**WHAT THE EXERCISE ASKS:**
The records below are to be duplicated character for character.

**DATA:**
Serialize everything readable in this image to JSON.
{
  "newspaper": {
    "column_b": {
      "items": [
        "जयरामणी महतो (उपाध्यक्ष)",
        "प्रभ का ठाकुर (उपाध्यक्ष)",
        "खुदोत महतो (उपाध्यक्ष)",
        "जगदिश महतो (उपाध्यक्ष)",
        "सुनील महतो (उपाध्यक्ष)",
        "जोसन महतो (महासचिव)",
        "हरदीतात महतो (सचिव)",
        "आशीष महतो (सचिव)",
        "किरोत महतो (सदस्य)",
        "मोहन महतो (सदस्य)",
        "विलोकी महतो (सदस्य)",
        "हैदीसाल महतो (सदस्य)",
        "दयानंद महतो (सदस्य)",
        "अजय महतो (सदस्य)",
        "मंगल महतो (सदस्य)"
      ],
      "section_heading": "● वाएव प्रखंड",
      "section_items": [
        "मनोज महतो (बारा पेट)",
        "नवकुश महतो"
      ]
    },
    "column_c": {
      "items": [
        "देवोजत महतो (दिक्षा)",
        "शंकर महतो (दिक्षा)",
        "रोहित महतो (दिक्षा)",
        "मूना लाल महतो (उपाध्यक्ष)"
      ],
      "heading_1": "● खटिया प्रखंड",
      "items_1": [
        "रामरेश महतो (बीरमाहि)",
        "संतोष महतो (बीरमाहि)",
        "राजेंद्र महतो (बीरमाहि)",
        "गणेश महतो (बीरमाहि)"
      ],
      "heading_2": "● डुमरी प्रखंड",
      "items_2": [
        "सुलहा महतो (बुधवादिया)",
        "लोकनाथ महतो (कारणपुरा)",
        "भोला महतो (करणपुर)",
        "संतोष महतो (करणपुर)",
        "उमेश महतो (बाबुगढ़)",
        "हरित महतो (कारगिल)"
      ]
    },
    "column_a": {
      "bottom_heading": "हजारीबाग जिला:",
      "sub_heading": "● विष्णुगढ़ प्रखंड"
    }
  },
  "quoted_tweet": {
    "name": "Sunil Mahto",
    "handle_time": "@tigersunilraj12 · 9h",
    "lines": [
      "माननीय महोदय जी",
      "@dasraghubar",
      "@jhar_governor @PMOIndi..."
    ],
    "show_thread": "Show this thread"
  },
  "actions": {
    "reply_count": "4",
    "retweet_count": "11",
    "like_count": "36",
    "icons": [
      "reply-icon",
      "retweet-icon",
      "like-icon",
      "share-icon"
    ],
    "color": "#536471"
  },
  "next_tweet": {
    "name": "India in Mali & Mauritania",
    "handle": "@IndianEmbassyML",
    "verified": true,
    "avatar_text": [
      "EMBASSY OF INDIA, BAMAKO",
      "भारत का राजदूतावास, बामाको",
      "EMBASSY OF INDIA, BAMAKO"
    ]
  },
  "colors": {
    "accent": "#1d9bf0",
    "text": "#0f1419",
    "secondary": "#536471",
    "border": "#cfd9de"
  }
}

**RESPONSE BELOW:**
Serialize everything readable in this image to JSON.
{
  "newspaper": {
    "column_b": {
      "items": [
        "जयरामणी महतो (उपाध्यक्ष)",
        "प्रभ का ठाकुर (उपाध्यक्ष)",
        "खुदोत महतो (उपाध्यक्ष)",
        "जगदिश महतो (उपाध्यक्ष)",
        "सुनील महतो (उपाध्यक्ष)",
        "जोसन महतो (महासचिव)",
        "हरदीतात महतो (सचिव)",
        "आशीष महतो (सचिव)",
        "किरोत महतो (सदस्य)",
        "मोहन महतो (सदस्य)",
        "विलोकी महतो (सदस्य)",
        "हैदीसाल महतो (सदस्य)",
        "दयानंद महतो (सदस्य)",
        "अजय महतो (सदस्य)",
        "मंगल महतो (सदस्य)"
      ],
      "section_heading": "● वाएव प्रखंड",
      "section_items": [
        "मनोज महतो (बारा पेट)",
        "नवकुश महतो"
      ]
    },
    "column_c": {
      "items": [
        "देवोजत महतो (दिक्षा)",
        "शंकर महतो (दिक्षा)",
        "रोहित महतो (दिक्षा)",
        "मूना लाल महतो (उपाध्यक्ष)"
      ],
      "heading_1": "● खटिया प्रखंड",
      "items_1": [
        "रामरेश महतो (बीरमाहि)",
        "संतोष महतो (बीरमाहि)",
        "राजेंद्र महतो (बीरमाहि)",
        "गणेश महतो (बीरमाहि)"
      ],
      "heading_2": "● डुमरी प्रखंड",
      "items_2": [
        "सुलहा महतो (बुधवादिया)",
        "लोकनाथ महतो (कारणपुरा)",
        "भोला महतो (करणपुर)",
        "संतोष महतो (करणपुर)",
        "उमेश महतो (बाबुगढ़)",
        "हरित महतो (कारगिल)"
      ]
    },
    "column_a": {
      "bottom_heading": "हजारीबाग जिला:",
      "sub_heading": "● विष्णुगढ़ प्रखंड"
    }
  },
  "quoted_tweet": {
    "name": "Sunil Mahto",
    "handle_time": "@tigersunilraj12 · 9h",
    "lines": [
      "माननीय महोदय जी",
      "@dasraghubar",
      "@jhar_governor @PMOIndi..."
    ],
    "show_thread": "Show this thread"
  },
  "actions": {
    "reply_count": "4",
    "retweet_count": "11",
    "like_count": "36",
    "icons": [
      "reply-icon",
      "retweet-icon",
      "like-icon",
      "share-icon"
    ],
    "color": "#536471"
  },
  "next_tweet": {
    "name": "India in Mali & Mauritania",
    "handle": "@IndianEmbassyML",
    "verified": true,
    "avatar_text": [
      "EMBASSY OF INDIA, BAMAKO",
      "भारत का राजदूतावास, बामाको",
      "EMBASSY OF INDIA, BAMAKO"
    ]
  },
  "colors": {
    "accent": "#1d9bf0",
    "text": "#0f1419",
    "secondary": "#536471",
    "border": "#cfd9de"
  }
}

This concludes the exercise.